What you have to do. Every entry has to be restated word for word.

Stored data.
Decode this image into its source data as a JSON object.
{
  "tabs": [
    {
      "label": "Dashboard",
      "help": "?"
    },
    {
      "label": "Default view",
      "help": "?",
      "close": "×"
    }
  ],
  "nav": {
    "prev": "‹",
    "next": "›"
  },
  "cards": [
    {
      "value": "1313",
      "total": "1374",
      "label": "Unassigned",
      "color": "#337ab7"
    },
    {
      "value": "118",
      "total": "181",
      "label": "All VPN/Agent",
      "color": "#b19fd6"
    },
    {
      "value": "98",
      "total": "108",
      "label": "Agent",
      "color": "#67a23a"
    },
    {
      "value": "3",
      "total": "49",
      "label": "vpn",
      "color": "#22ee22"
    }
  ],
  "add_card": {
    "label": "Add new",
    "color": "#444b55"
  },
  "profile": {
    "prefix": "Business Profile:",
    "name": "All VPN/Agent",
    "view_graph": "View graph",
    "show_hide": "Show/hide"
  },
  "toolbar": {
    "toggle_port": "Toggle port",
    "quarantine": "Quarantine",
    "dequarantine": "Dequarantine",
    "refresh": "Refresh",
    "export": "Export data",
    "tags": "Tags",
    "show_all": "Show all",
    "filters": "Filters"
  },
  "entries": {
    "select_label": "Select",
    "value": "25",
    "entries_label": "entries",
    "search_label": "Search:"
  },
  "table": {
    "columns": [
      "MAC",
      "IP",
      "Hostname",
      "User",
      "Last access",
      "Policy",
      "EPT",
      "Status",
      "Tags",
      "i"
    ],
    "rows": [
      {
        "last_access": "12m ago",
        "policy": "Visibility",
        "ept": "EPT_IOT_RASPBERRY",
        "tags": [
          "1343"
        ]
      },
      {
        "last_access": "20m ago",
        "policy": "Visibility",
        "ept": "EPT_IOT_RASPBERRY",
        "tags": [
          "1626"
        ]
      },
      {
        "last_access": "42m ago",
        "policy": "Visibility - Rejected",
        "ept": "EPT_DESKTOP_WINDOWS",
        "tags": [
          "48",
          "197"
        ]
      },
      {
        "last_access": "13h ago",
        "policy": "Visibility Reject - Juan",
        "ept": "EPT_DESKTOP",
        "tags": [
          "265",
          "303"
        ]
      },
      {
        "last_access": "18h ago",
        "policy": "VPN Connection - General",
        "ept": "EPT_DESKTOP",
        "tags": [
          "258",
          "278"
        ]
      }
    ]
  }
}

Task output.
Decode this image into its source data as a JSON object.
{
  "tabs": [
    {
      "label": "Dashboard",
      "help": "?"
    },
    {
      "label": "Default view",
      "help": "?",
      "close": "×"
    }
  ],
  "nav": {
    "prev": "‹",
    "next": "›"
  },
  "cards": [
    {
      "value": "1313",
      "total": "1374",
      "label": "Unassigned",
      "color": "#337ab7"
    },
    {
      "value": "118",
      "total": "181",
      "label": "All VPN/Agent",
      "color": "#b19fd6"
    },
    {
      "value": "98",
      "total": "108",
      "label": "Agent",
      "color": "#67a23a"
    },
    {
      "value": "3",
      "total": "49",
      "label": "vpn",
      "color": "#22ee22"
    }
  ],
  "add_card": {
    "label": "Add new",
    "color": "#444b55"
  },
  "profile": {
    "prefix": "Business Profile:",
    "name": "All VPN/Agent",
    "view_graph": "View graph",
    "show_hide": "Show/hide"
  },
  "toolbar": {
    "toggle_port": "Toggle port",
    "quarantine": "Quarantine",
    "dequarantine": "Dequarantine",
    "refresh": "Refresh",
    "export": "Export data",
    "tags": "Tags",
    "show_all": "Show all",
    "filters": "Filters"
  },
  "entries": {
    "select_label": "Select",
    "value": "25",
    "entries_label": "entries",
    "search_label": "Search:"
  },
  "table": {
    "columns": [
      "MAC",
      "IP",
      "Hostname",
      "User",
      "Last access",
      "Policy",
      "EPT",
      "Status",
      "Tags",
      "i"
    ],
    "rows": [
      {
        "last_access": "12m ago",
        "policy": "Visibility",
        "ept": "EPT_IOT_RASPBERRY",
        "tags": [
          "1343"
        ]
      },
      {
        "last_access": "20m ago",
        "policy": "Visibility",
        "ept": "EPT_IOT_RASPBERRY",
        "tags": [
          "1626"
        ]
      },
      {
        "last_access": "42m ago",
        "policy": "Visibility - Rejected",
        "ept": "EPT_DESKTOP_WINDOWS",
        "tags": [
          "48",
          "197"
        ]
      },
      {
        "last_access": "13h ago",
        "policy": "Visibility Reject - Juan",
        "ept": "EPT_DESKTOP",
        "tags": [
          "265",
          "303"
        ]
      },
      {
        "last_access": "18h ago",
        "policy": "VPN Connection - General",
        "ept": "EPT_DESKTOP",
        "tags": [
          "258",
          "278"
        ]
      }
    ]
  }
}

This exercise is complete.